The planet Venus will pass in front of the sun next week in a rare astronomical phenomenon. The transit will be visible from most parts of the Earth as a small black dot moving across the face of the sun. For most humans currently alive, this will be the last chance to see the planetary event which is predicted to next recur in 2117.
Our sister planet Venus will be exactly aligned between Earth and the Sun for 6 hours and 40 minutes starting at 6:04pm Eastern Daylight Time on Tuesday 5th June. Viewers in North and South American will be able to see the first few hours of its journey across the face of the sun. Europeans will catch the last moments of the transit after the sun rises on Wednesday morning there. The whole spectacle will only be visible during daylight hours to some places in Australia and East Asia.
The transit of Venus is much rarer than solar or lunar eclipse, having happened only 7 times since the invention of the telescope. Pairs of transits occur 8 years apart, but with roughly 130 years between pairs. So the last transit was in 2004, but before that none had taken place since 1872 and 1884. The next pair will be 2117 and 2125.
Astrologers consider Venus, similar to the Earth in size, weight and gravity, to be one of the most important planets, and this event is being closely watched. “On the surface of it, together the Sun and Venus mean something very successful and powerful, but on this occasion they might just SAVE THE PLANET!” said British astrologer Alison Chester Lambert. She pointed out that previous Venus transits had taken place during times of revolution and upheaval, “We are heading for a Spiritual Revolution by the looks of it.”

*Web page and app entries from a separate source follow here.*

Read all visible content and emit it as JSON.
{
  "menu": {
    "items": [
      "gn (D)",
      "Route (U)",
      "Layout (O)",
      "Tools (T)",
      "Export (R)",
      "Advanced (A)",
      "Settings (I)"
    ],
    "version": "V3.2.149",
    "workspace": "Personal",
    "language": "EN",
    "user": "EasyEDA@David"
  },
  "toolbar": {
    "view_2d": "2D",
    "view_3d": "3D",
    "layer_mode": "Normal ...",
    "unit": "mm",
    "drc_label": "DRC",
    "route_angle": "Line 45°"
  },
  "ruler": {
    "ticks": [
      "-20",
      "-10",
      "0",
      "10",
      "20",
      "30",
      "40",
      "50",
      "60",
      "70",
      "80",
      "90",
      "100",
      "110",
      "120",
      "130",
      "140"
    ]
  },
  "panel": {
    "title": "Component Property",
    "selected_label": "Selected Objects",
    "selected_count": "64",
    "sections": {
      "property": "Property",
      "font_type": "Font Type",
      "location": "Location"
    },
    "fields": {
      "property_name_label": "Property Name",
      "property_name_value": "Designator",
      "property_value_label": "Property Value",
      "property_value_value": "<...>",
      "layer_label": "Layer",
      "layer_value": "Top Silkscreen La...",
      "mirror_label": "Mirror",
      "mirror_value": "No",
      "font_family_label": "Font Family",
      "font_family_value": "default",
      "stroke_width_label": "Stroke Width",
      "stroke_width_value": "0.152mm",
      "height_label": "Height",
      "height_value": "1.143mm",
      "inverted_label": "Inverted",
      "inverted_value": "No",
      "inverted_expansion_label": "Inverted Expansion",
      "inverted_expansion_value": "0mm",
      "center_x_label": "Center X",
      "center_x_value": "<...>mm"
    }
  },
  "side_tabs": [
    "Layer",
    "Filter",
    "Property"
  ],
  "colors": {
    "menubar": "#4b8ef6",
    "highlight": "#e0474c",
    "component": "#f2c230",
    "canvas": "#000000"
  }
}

Opthalmological associations have issued reminders of the dangers of looking straight into the sun. As with eclipses, it is extremely dangerous to observe this phenomenon directly without eye protection. The best ways of looking at the transit are indirectly using a pinhole camera or with professional eye protection such as high strength welder’s goggles or a telescope fitted with a proper filter.